University of Toledo coach Tim Beckman recruited Scott in high school while he was an assistant at Ohio State. The two formed a relationship then that neither had forgotten, and Beckman was the first person Scott called to see if he had a place on his team for a promising, yet unproven, transfer.
"I've been around Cordale for a long time," Beckman said. "When he called me up and asked me if he could be involved in our football team, it was without any question that I wanted that young man on my football team. Not just because he is a great football player, but he's a leader and an exceptional human being.
"When you're around Cordale, you feel it, you see it, you really do. You understand there's more to him than just being a football player."
Knowing that he'd be able to move back closer to home while still getting the chance to play the sport he loves was an overwhelming feeling for Scott and one he still cherishes.
"Coach Beck accepted me and said he'd take me in," Scott said. "He could have said no and I'd still be at Illinois. I'm just very thankful for that and I'll take advantage of every opportunity that I get here."
After sitting out last season per NCAA transfer rules, Scott seems poised to make an immediate impact for the Rockets this season.
On the second series of last April's spring game, Scott caught an 18-yard touchdown pass from former Glenville teammate Terrance Owens. It was a crowning moment in what should be many more for Scott in a UT uniform.
"I'm just thankful to God to have a second chance," Scott said. "Coming from Illinois, coach Ron Zook was a great guy but it was just too far from home. Coming here with coach Beckman, it's just real family-oriented and I like that. Sitting out one year really got me to understand the system here and buy into that belief."
It's all about family these days for Scott. He'll soon be joined in Toledo by Cordale, Jr., and his son's mother, who plan to move to the area in time for the Rockets' season-opener against New Hampshire on Sept. 1 at the Glass Bowl.

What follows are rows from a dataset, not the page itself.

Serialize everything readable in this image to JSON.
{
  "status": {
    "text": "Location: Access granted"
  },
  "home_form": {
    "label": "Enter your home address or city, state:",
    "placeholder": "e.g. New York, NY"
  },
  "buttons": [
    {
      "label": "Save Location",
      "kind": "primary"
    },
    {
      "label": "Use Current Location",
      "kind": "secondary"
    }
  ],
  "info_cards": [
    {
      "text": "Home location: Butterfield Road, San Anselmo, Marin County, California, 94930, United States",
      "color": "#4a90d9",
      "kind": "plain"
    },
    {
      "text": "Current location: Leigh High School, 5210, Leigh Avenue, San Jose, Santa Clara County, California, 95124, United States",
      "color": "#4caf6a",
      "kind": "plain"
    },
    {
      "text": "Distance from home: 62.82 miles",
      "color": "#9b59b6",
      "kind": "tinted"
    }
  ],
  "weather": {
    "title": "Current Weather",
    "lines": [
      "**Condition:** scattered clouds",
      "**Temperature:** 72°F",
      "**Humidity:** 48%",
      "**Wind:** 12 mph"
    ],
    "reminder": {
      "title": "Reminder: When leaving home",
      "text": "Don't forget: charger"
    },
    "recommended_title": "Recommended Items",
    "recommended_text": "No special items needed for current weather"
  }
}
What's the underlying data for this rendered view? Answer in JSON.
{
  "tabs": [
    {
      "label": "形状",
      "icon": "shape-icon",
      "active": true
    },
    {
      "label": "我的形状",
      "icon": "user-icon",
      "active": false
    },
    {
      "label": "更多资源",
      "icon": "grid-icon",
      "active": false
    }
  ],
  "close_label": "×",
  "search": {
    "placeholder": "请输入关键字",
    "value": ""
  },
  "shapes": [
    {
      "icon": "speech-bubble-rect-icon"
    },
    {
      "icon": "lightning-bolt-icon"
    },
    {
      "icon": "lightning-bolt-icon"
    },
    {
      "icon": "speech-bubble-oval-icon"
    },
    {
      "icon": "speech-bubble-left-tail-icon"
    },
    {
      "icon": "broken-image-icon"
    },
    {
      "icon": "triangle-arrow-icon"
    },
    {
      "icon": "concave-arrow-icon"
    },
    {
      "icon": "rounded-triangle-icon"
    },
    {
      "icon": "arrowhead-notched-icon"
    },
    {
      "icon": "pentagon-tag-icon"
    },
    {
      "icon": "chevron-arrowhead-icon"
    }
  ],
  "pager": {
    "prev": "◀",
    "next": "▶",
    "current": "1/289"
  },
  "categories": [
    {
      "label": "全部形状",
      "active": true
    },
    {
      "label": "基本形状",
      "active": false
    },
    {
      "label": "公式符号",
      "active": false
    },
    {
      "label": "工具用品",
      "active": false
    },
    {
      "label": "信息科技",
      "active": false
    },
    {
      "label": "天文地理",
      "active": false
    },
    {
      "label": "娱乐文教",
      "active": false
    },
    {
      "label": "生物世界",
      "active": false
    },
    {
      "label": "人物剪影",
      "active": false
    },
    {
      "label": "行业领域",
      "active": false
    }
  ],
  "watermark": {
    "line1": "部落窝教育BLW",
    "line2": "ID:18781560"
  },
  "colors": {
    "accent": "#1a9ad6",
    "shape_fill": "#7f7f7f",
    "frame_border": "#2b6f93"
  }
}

"He'll be at all the games, having his little jersey on," Scott said of his son, who is two years old.
"That was the main reason why I came back closer to home. It just felt like it was right. Then to see my son every day is a blessing."
Scott also has an aunt who lives in Toledo, and the rest of his family is just a short two-hour car ride away.
Making the decision to forgo his opportunity to play football in a BCS conference and move back closer to home so he can be the father he never had growing up is one Scott hasn't regretted for a second.
"I just wanted to make the right decision so I could be a great dad, and that's why I decided to come here to Toledo," he said.
"It just makes you look at life different. You're more self-motivated because you've got something to work for. It's not just about you.
"Everyday I wake up, I know whatever I do it reflects upon my son and my family. I just keep pushing on when things get tough and think about him."
Spoken like somebody that is clearly a changed man.
Contact Zach Silka at: firstname.lastname@example.org or 419-724-6084.